Kati Verebics (b. 1980, Dég, Hungary) is a visual artist based in Budapest, Hungary and Cairo, Egypt. The daughter of the mayor of the picturesque village of Dég, Hungary, Verebics was enticed to enter an artistic career from an early age. She was particularly influenced by the classical-style architectural treasure that is her town’s castle, which housed art exhibitions and residency programs. She observed these programs as a child, later actively participating in them. Inspired by her mother, an art teacher at the local elementary school, Verebics began drawing at the age of three. After a long childhood filled with art-making, she went on to study at the University of Fine Art in Hungary as a graphic artist in 1999. She later studied traditional printmaking in her university years, inspired by legendary Japanese Edo period, Ukiyo-e printmaker Utamaro. Verebics embarked on her first series of erotic drawings with drypoint wiping technique, drawing from the meticulous printmaking techniques which remain integral to her practice.
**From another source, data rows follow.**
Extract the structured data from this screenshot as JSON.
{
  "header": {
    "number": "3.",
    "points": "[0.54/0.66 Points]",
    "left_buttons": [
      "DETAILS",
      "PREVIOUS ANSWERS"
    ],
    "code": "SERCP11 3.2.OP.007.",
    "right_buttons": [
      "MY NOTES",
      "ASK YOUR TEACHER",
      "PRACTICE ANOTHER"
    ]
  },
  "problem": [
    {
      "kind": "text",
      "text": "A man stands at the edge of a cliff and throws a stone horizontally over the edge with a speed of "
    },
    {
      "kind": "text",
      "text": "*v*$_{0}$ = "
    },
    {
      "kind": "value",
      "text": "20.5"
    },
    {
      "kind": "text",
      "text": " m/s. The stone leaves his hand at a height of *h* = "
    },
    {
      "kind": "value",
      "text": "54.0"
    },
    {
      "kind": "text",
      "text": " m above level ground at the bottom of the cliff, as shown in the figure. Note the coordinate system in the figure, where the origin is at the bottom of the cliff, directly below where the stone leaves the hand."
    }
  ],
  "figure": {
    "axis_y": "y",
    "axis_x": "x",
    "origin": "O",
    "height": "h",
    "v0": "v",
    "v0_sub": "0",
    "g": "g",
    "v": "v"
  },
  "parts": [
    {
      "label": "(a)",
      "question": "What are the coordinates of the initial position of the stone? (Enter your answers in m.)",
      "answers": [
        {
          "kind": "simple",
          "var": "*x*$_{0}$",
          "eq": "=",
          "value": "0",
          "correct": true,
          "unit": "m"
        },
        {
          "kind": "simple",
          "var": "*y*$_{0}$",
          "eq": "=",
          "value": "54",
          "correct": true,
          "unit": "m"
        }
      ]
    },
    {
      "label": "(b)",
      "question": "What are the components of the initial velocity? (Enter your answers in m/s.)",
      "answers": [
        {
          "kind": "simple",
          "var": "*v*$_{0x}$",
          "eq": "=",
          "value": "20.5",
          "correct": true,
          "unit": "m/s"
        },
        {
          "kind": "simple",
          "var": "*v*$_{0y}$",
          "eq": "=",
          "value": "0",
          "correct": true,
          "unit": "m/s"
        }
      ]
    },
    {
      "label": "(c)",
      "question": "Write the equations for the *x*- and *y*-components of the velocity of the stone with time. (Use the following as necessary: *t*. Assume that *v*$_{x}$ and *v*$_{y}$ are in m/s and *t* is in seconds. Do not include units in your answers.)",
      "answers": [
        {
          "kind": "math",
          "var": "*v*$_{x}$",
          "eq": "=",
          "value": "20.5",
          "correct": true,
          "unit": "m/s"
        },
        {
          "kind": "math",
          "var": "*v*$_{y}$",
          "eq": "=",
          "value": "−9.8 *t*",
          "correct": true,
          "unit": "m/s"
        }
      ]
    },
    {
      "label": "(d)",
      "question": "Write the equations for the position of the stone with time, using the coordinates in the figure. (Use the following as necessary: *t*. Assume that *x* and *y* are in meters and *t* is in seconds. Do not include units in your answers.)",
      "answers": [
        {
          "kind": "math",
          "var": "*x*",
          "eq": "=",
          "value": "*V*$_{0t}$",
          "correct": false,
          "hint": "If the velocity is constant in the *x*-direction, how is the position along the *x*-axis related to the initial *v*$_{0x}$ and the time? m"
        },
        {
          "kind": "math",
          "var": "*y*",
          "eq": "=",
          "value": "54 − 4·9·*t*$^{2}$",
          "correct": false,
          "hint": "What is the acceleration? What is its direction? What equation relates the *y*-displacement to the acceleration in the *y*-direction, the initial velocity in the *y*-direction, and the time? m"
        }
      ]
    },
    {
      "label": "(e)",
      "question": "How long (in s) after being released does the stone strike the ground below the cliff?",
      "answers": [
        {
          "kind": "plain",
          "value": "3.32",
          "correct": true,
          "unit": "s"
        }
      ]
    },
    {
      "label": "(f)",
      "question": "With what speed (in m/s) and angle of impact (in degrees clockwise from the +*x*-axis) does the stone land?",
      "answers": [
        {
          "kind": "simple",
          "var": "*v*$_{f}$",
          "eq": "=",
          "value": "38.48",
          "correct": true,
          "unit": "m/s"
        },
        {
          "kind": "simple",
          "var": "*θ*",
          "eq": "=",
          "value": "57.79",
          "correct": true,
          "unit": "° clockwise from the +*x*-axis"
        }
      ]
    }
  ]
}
Verebics continues to incorporate elements of etching into her paintings. She considers painting the strongest medium for artistic self-expression. The artist reveals layers of thoughts, emotions or states of being more freely on the canvas. In her figurative works, Verebics engages with the spiritual dimensions of the body: realistically depicting the human form while ultimately suggesting more than mere physical reality. She incorporates surreal elements into her images, communicating particularly message through gestures that open up new dimensions for interpretation. Observers can obtain a view into the artist’s psyche through her emotionally charged paintings, translated through autobiographical, analytical examination of the human form. Expressing different states of consciousness, Verebics imbues her figures with the dignity of the human spirit. She marks the essence of human emotion into her gestural paintings onto the canvas. Through her nuanced grasp of anatomy, depicting faces, hands, and intimate body parts, she engages with perpetual experimentation and observation of human nature. Verebics constantly explores the world around her, and in the last few years she has traveled extensively in the Middle East, North Africa and the Mediterranean. Her recent projects have reanimated and paraphrased ancient signs and symbols of different civilizations, providing new frames of interpretation to classic forms.